Edwin Booth. Othello. 100+ Years Ago. Wow.

Finds like this send chills up my spine.  The Shakespeare geeks likely know, though others may not, that a certain Booth – Mr. Edwin Booth, to be precise – was a much heralded Shakespearean actor in the late 1800’s.  If the name sounds familiar, you are correct – he is the brother John Wilkes Booth, and hopefully we all know what he did. Would you have ever thought in a million years that you could hear what Edwin Booth sounded like?  Here’s a portion of his Othello, courtesy Michigan State:

  Of course the quality is terrible – it’s from a wax cylinder!  The fact that it exists at all is amazing.  You’re listening to a guy that was alive when Lincoln was  shot. How do you like his delivery, what you can make of it?  He seems a little … I dunno, spooky to me.  Bela Lugosi?  I’m trying to remember which of the horror movie actors was famous for that ghoulish sort of elongating of the vowels.  Like the narration on the old “Monster Mash” variety song. What a horrible comparison to make.  Sacrilege, I know. 🙂

One thought on “Edwin Booth. Othello. 100+ Years Ago. Wow.

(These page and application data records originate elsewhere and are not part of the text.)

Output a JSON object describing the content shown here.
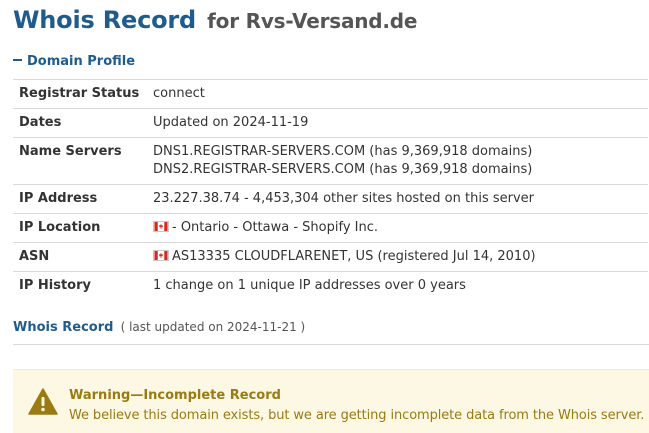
{
  "header": {
    "title": "Whois Record",
    "subtitle": "for Rvs-Versand.de"
  },
  "section": {
    "title": "Domain Profile",
    "icon": "collapse-icon"
  },
  "profile": [
    {
      "label": "Registrar Status",
      "lines": [
        "connect"
      ]
    },
    {
      "label": "Dates",
      "lines": [
        "Updated on 2024-11-19"
      ]
    },
    {
      "label": "Name Servers",
      "lines": [
        "DNS1.REGISTRAR-SERVERS.COM (has 9,369,918 domains)",
        "DNS2.REGISTRAR-SERVERS.COM (has 9,369,918 domains)"
      ]
    },
    {
      "label": "IP Address",
      "lines": [
        "23.227.38.74 - 4,453,304 other sites hosted on this server"
      ]
    },
    {
      "label": "IP Location",
      "lines": [
        "- Ontario - Ottawa - Shopify Inc."
      ],
      "flag": "canada-flag-icon"
    },
    {
      "label": "ASN",
      "lines": [
        "AS13335 CLOUDFLARENET, US (registered Jul 14, 2010)"
      ],
      "flag": "canada-flag-icon"
    },
    {
      "label": "IP History",
      "lines": [
        "1 change on 1 unique IP addresses over 0 years"
      ]
    }
  ],
  "whois": {
    "link": "Whois Record",
    "updated": "( last updated on 2024-11-21 )"
  },
  "warning": {
    "title": "Warning—Incomplete Record",
    "text": "We believe this domain exists, but we are getting incomplete data from the Whois server.",
    "icon": "warning-icon",
    "color": "#9a7a12",
    "background": "#fcf8e3"
  },
  "colors": {
    "accent": "#1f5b8c"
  }
}
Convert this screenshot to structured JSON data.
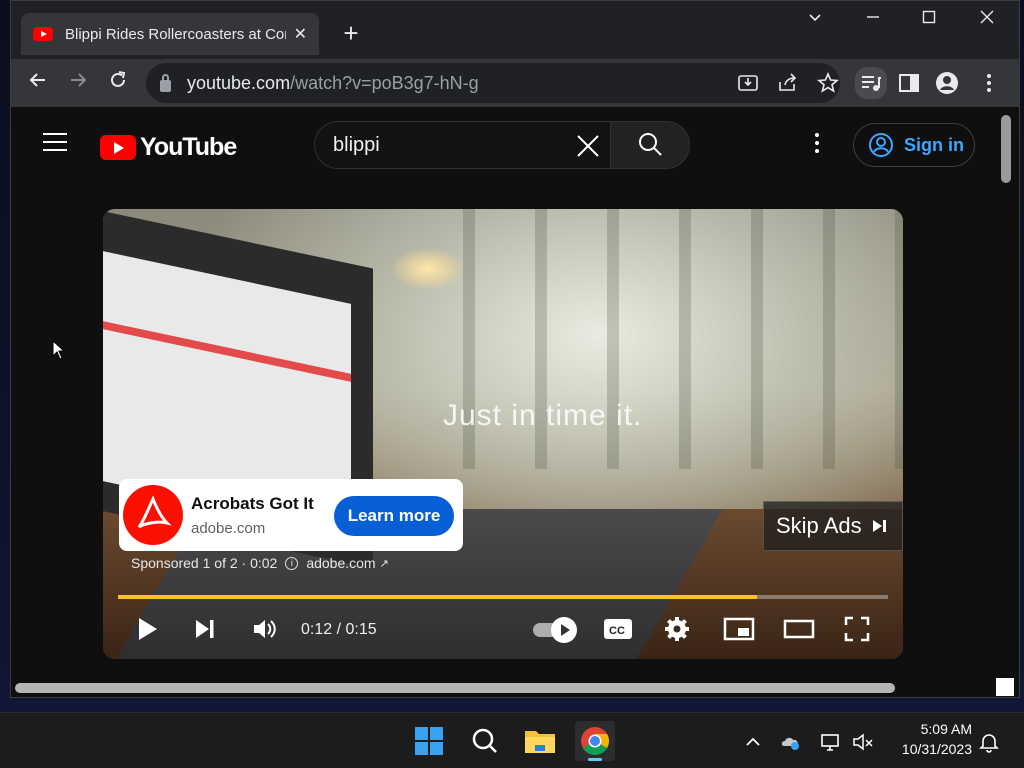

  1. Very Cool stuff, Duane.

    Poor Edwin–he never really lived down what his wacko brother did.

    His cadence reminds me a little of a cross between a John Barrymore and John Gielgud delivery.-A sort of wave-like ebb and flow, rising and falling accents, with a little emotional tremolo now and again. It's typical of the declamatory style which was the accepted way of delivering "poetic drama" well into the early 20th century.
    It's my belief that Shakespeare's boys sounded little like it, but that it was residual, from the Restoration style, when actors had to declaim just to get the attention of their self-centered audiences away from themselves or the overdone spectacle on stage around them. We've since rejected the style, of course, but it took a long time to whittle away at it bit by bit. You can still see vestiges of the acting style in the movies from Lugosi's time period though–the all too too sincere emoting, gesturing, and tremulous voices of the heroes and heroines.
    Oh Jaahn….Oh Maaarry…Jaahn…Maaahrry.

Leave a Reply

Your email address will not be published. Required fields are marked *